### Page and application data records
*** Begin section ***

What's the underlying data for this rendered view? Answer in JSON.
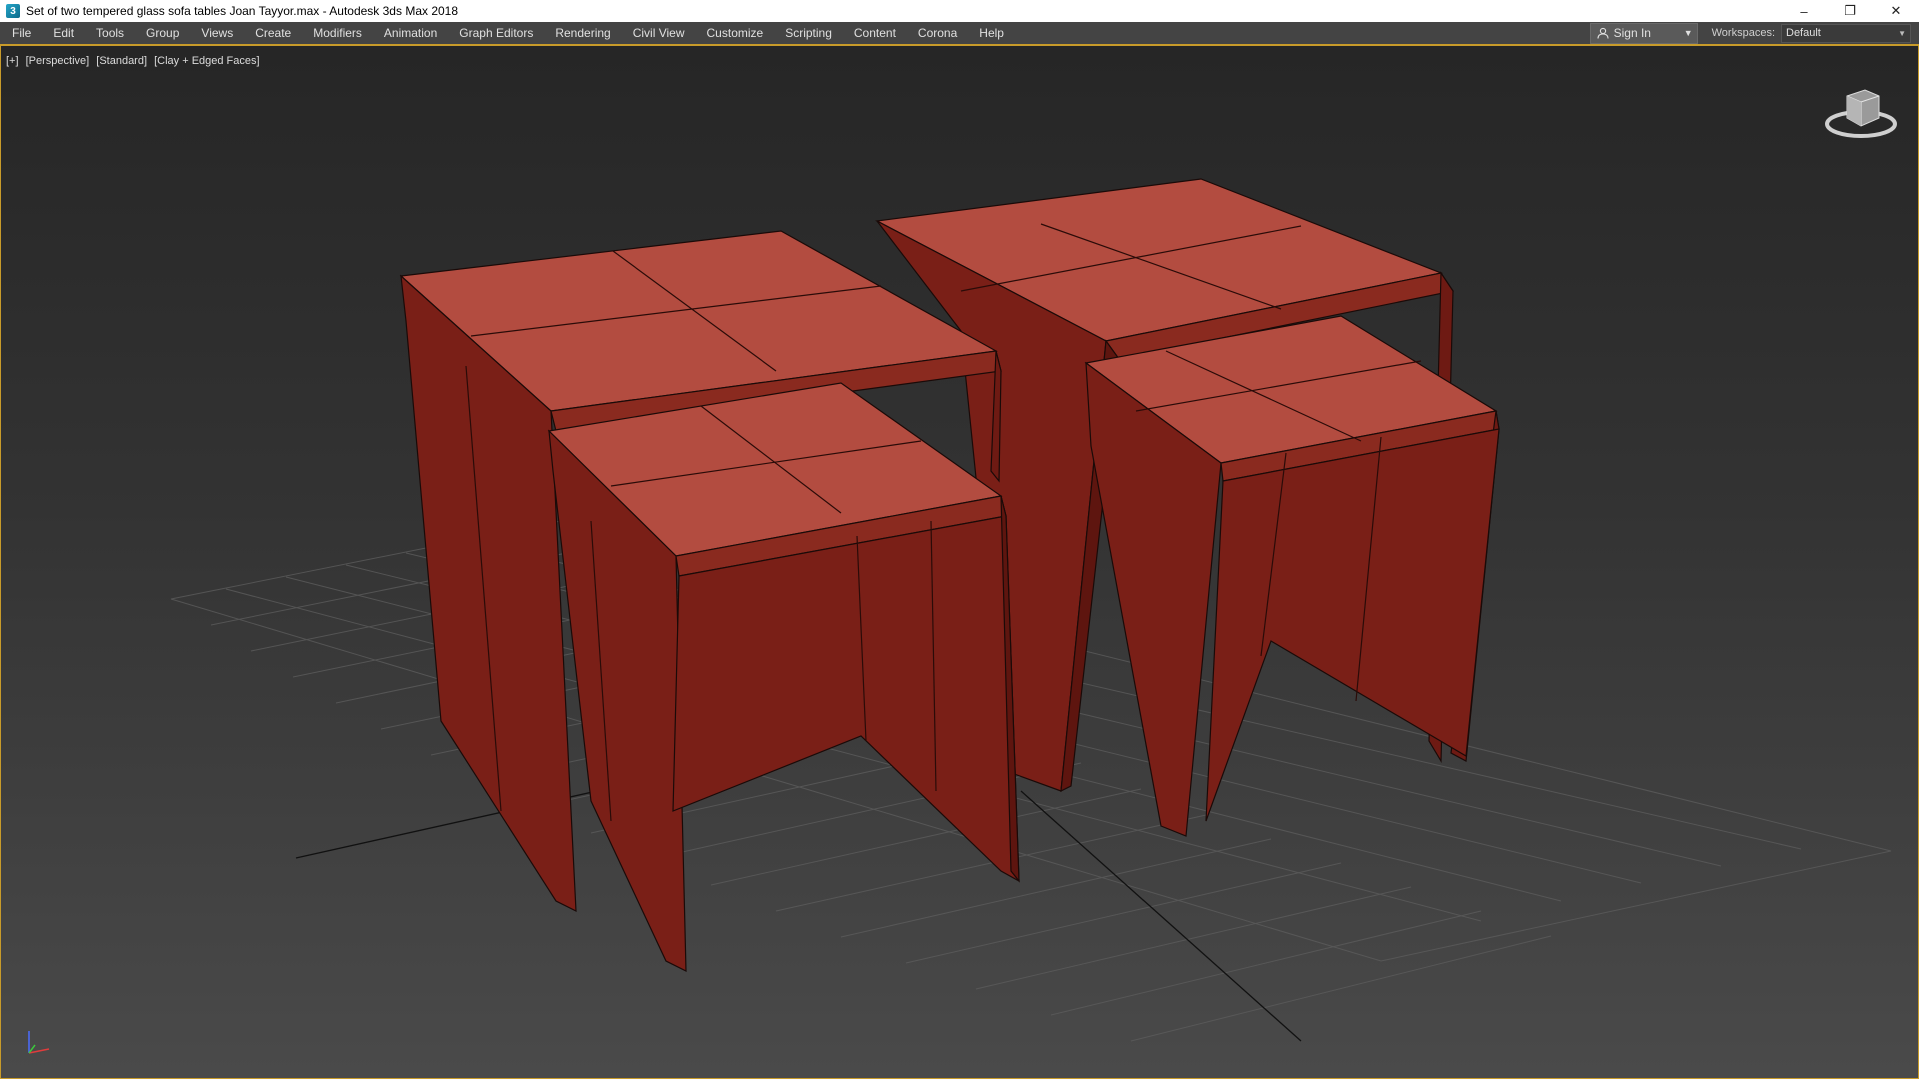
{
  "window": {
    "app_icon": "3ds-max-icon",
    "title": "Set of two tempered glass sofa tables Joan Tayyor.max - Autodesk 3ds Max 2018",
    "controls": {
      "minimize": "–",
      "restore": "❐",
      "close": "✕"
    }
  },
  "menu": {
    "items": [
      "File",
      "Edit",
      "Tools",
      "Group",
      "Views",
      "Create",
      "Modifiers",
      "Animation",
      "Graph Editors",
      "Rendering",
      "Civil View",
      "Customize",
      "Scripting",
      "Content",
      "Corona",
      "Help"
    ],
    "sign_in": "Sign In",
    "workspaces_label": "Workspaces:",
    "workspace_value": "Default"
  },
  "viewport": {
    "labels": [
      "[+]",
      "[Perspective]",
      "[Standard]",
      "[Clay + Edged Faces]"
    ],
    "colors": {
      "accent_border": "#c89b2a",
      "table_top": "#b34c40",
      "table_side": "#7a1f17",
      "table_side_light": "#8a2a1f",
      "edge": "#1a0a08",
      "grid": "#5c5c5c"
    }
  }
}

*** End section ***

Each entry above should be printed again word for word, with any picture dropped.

What's the underlying data for this rendered view? Answer in JSON.
{
  "window": {
    "app_icon": "3ds-max-icon",
    "title": "Set of two tempered glass sofa tables Joan Tayyor.max - Autodesk 3ds Max 2018",
    "controls": {
      "minimize": "–",
      "restore": "❐",
      "close": "✕"
    }
  },
  "menu": {
    "items": [
      "File",
      "Edit",
      "Tools",
      "Group",
      "Views",
      "Create",
      "Modifiers",
      "Animation",
      "Graph Editors",
      "Rendering",
      "Civil View",
      "Customize",
      "Scripting",
      "Content",
      "Corona",
      "Help"
    ],
    "sign_in": "Sign In",
    "workspaces_label": "Workspaces:",
    "workspace_value": "Default"
  },
  "viewport": {
    "labels": [
      "[+]",
      "[Perspective]",
      "[Standard]",
      "[Clay + Edged Faces]"
    ],
    "colors": {
      "accent_border": "#c89b2a",
      "table_top": "#b34c40",
      "table_side": "#7a1f17",
      "table_side_light": "#8a2a1f",
      "edge": "#1a0a08",
      "grid": "#5c5c5c"
    }
  }
}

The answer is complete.